I set out to photograph 10,000 New Yorkers and plot their photos on a map. I worked for several months with this goal in mind, but somewhere along the way, HONY began to take on a much different character. I started collecting quotes and short stories from the people I met, and began including these snippets alongside the photographs. Taken together, these portraits and captions became the subject of a vibrant blog. With over eight million followers on social media, HONY now provides a worldwide audience with daily glimpses into the lives of strangers in New York City. It has also become a #1 NYT bestselling book.. It’s been quite a ride so far. Feel free to follow along.

humans of new york

It seems that the more I tried to make my life about the pursuit of art, the more money controlled my life: collecting unemployment insurance, the humiliation of borrowing money from friends and family, tossing and turning at night while trying to figure out how to pay the rent. To survive I had to work hard jobs and afterwards I’d feel too tired and too stressed to paint. It’s very hard to create under those circumstances. Creativity is a delicate process. Often times I wonder if I should have just pursued a career for the first half of my life, obtained some degree of financial security, and then transitioned into art.”

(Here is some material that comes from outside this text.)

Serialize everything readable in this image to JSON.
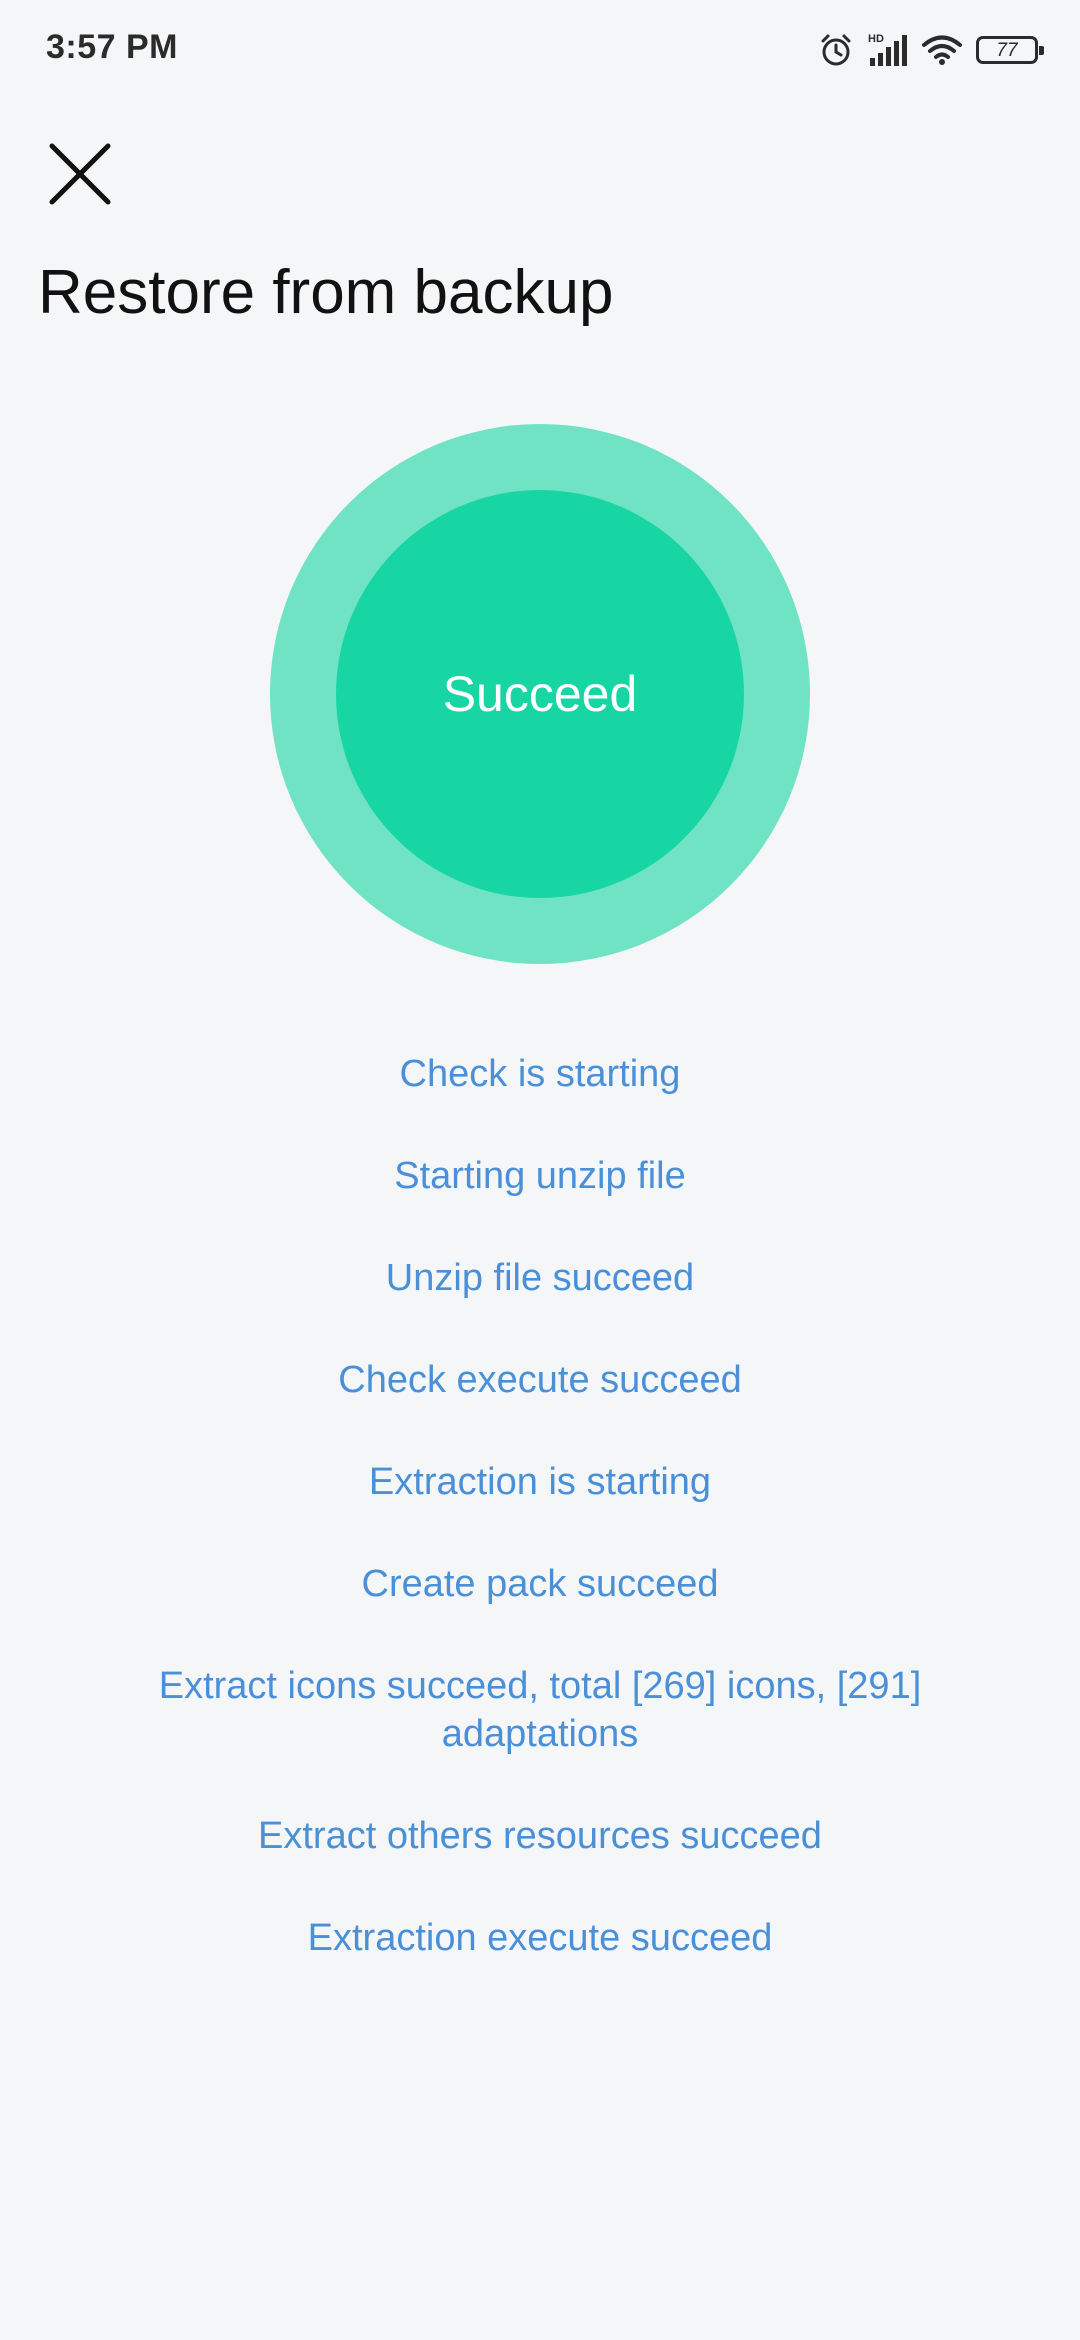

Video: Reinvent Hollywood – The Artists. With Ted Hope

Streamed live on 10 Jun 2014
If you are a filmmaker or other individual working in the film industry, you are trapped in a paradox. It is a time of tremendous opportunity, yet also a time of great hardship. The tools for creation and distribution have never been cheaper, yet only an elite few can actually make a living. This roundtable will look at how things could be different for a much broader range of artists of all sorts. Could we create a system that allows many more artists to create much more work that could be enjoyed by a much wider range of audiences? What would be needed? How would that work?

It’s the best of times and the worst of times to be a filmmaker. Check out what Paul Schrader, Ritesh Batra, Melissa Silverstein, Scott Foundas, Mynette Louie, and Austin Kleon had to share with me about how we can ReInvent Hollywood to better serve the artist. Reinvent Hollywood – The Artists

Reinventors is a series of virtual roundtables done over the new medium of group video about how to fundamentally reinvent many of our 20th-century systems to work in the new realities of our 21st-century world.
Each session starts with an anchor interview of a remarkable “reinventor” who lays out his or her ideas on how to fundamentally reinvent a field, and that flows into a roundtable discussion with other experts and innovators who can build off those ideas.
The whole video conversation is streamed to a live audience through the web.
Reinvent America is the inaugural project that will launch in early 2013 and look at how to fundamentally reinvent America across many fields. How can we help the country make the transition to the all-digital, fully global, more sustainable world of the coming decades and take on the huge challenges that lie ahead?
If you’re interested in following this new kind of video conversation, get involved at: www.reinventors.net